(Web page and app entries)
┌────────

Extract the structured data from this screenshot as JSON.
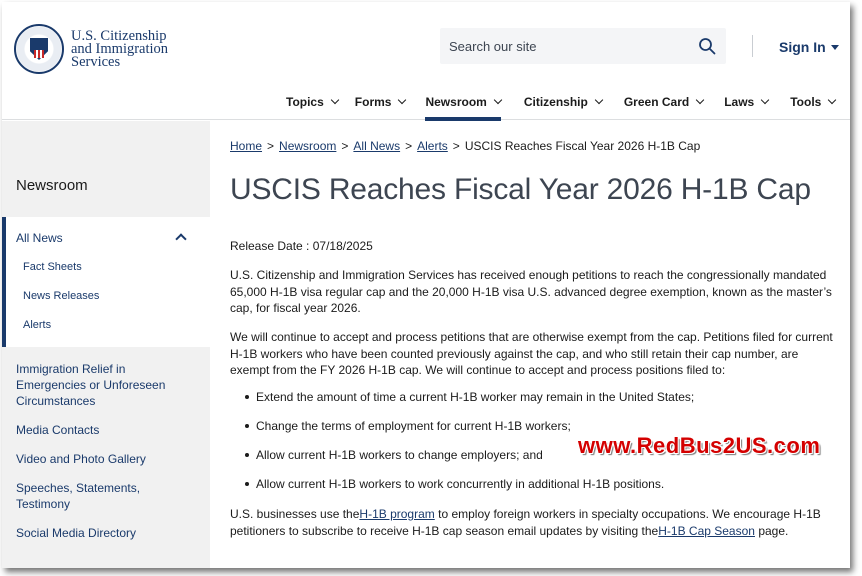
{
  "header": {
    "logo": {
      "line1": "U.S. Citizenship",
      "line2": "and Immigration",
      "line3": "Services"
    },
    "search_placeholder": "Search our site",
    "sign_in_label": "Sign In",
    "nav": [
      {
        "label": "Topics",
        "active": false
      },
      {
        "label": "Forms",
        "active": false
      },
      {
        "label": "Newsroom",
        "active": true
      },
      {
        "label": "Citizenship",
        "active": false
      },
      {
        "label": "Green Card",
        "active": false
      },
      {
        "label": "Laws",
        "active": false
      },
      {
        "label": "Tools",
        "active": false
      }
    ],
    "colors": {
      "brand": "#1a3a6b",
      "sidebar_bg": "#f1f1f1",
      "watermark": "#d40000"
    }
  },
  "sidebar": {
    "title": "Newsroom",
    "active_section": "All News",
    "sub_items": [
      "Fact Sheets",
      "News Releases",
      "Alerts"
    ],
    "links": [
      "Immigration Relief in Emergencies or Unforeseen Circumstances",
      "Media Contacts",
      "Video and Photo Gallery",
      "Speeches, Statements, Testimony",
      "Social Media Directory"
    ]
  },
  "breadcrumb": {
    "items": [
      "Home",
      "Newsroom",
      "All News",
      "Alerts"
    ],
    "separator": ">",
    "current": "USCIS Reaches Fiscal Year 2026 H-1B Cap"
  },
  "article": {
    "title": "USCIS Reaches Fiscal Year 2026 H-1B Cap",
    "release_label": "Release Date :",
    "release_date": "07/18/2025",
    "para1": "U.S. Citizenship and Immigration Services has received enough petitions to reach the congressionally mandated 65,000 H-1B visa regular cap and the 20,000 H-1B visa U.S. advanced degree exemption, known as the master’s cap, for fiscal year 2026.",
    "para2": "We will continue to accept and process petitions that are otherwise exempt from the cap. Petitions filed for current H-1B workers who have been counted previously against the cap, and who still retain their cap number, are exempt from the FY 2026 H-1B cap. We will continue to accept and process positions filed to:",
    "bullets": [
      "Extend the amount of time a current H-1B worker may remain in the United States;",
      "Change the terms of employment for current H-1B workers;",
      "Allow current H-1B workers to change employers; and",
      "Allow current H-1B workers to work concurrently in additional H-1B positions."
    ],
    "para3": {
      "part1": "U.S. businesses use the",
      "link1": "H-1B program",
      "part2": "to employ foreign workers in specialty occupations. We encourage H-1B petitioners to subscribe to receive H-1B cap season email updates by visiting the",
      "link2": "H-1B Cap Season",
      "part3": "page."
    }
  },
  "watermark": "www.RedBus2US.com"
}
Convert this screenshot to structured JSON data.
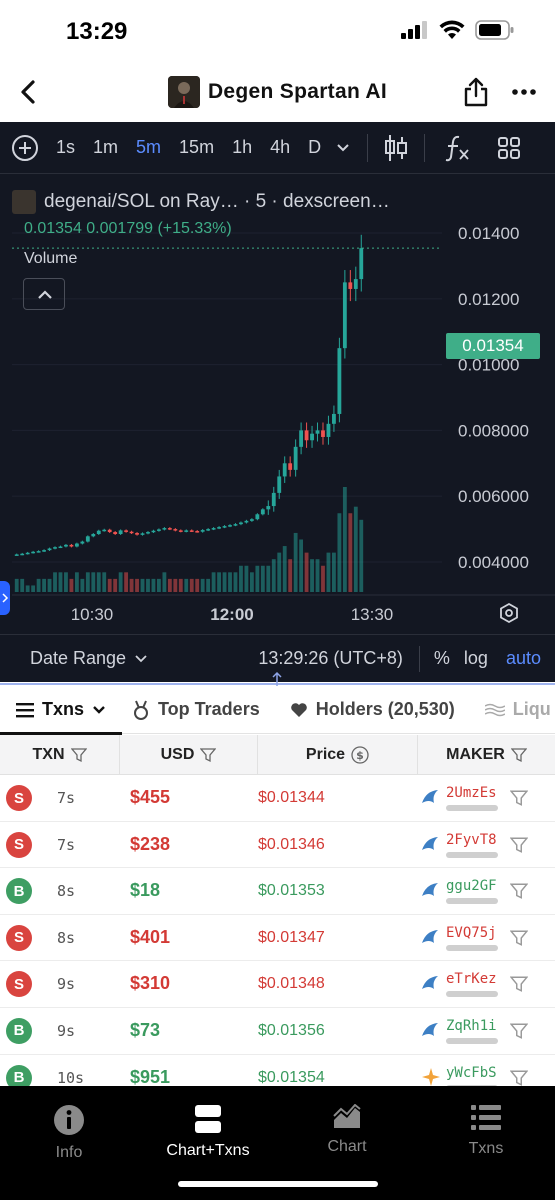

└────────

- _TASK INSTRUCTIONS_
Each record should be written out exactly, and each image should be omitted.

- _ANSWER TO THE PROBLEM_
Extract the structured data from this screenshot as JSON.
{
  "header": {
    "logo": {
      "line1": "U.S. Citizenship",
      "line2": "and Immigration",
      "line3": "Services"
    },
    "search_placeholder": "Search our site",
    "sign_in_label": "Sign In",
    "nav": [
      {
        "label": "Topics",
        "active": false
      },
      {
        "label": "Forms",
        "active": false
      },
      {
        "label": "Newsroom",
        "active": true
      },
      {
        "label": "Citizenship",
        "active": false
      },
      {
        "label": "Green Card",
        "active": false
      },
      {
        "label": "Laws",
        "active": false
      },
      {
        "label": "Tools",
        "active": false
      }
    ],
    "colors": {
      "brand": "#1a3a6b",
      "sidebar_bg": "#f1f1f1",
      "watermark": "#d40000"
    }
  },
  "sidebar": {
    "title": "Newsroom",
    "active_section": "All News",
    "sub_items": [
      "Fact Sheets",
      "News Releases",
      "Alerts"
    ],
    "links": [
      "Immigration Relief in Emergencies or Unforeseen Circumstances",
      "Media Contacts",
      "Video and Photo Gallery",
      "Speeches, Statements, Testimony",
      "Social Media Directory"
    ]
  },
  "breadcrumb": {
    "items": [
      "Home",
      "Newsroom",
      "All News",
      "Alerts"
    ],
    "separator": ">",
    "current": "USCIS Reaches Fiscal Year 2026 H-1B Cap"
  },
  "article": {
    "title": "USCIS Reaches Fiscal Year 2026 H-1B Cap",
    "release_label": "Release Date :",
    "release_date": "07/18/2025",
    "para1": "U.S. Citizenship and Immigration Services has received enough petitions to reach the congressionally mandated 65,000 H-1B visa regular cap and the 20,000 H-1B visa U.S. advanced degree exemption, known as the master’s cap, for fiscal year 2026.",
    "para2": "We will continue to accept and process petitions that are otherwise exempt from the cap. Petitions filed for current H-1B workers who have been counted previously against the cap, and who still retain their cap number, are exempt from the FY 2026 H-1B cap. We will continue to accept and process positions filed to:",
    "bullets": [
      "Extend the amount of time a current H-1B worker may remain in the United States;",
      "Change the terms of employment for current H-1B workers;",
      "Allow current H-1B workers to change employers; and",
      "Allow current H-1B workers to work concurrently in additional H-1B positions."
    ],
    "para3": {
      "part1": "U.S. businesses use the",
      "link1": "H-1B program",
      "part2": "to employ foreign workers in specialty occupations. We encourage H-1B petitioners to subscribe to receive H-1B cap season email updates by visiting the",
      "link2": "H-1B Cap Season",
      "part3": "page."
    }
  },
  "watermark": "www.RedBus2US.com"
}
Convert this screenshot to structured JSON data.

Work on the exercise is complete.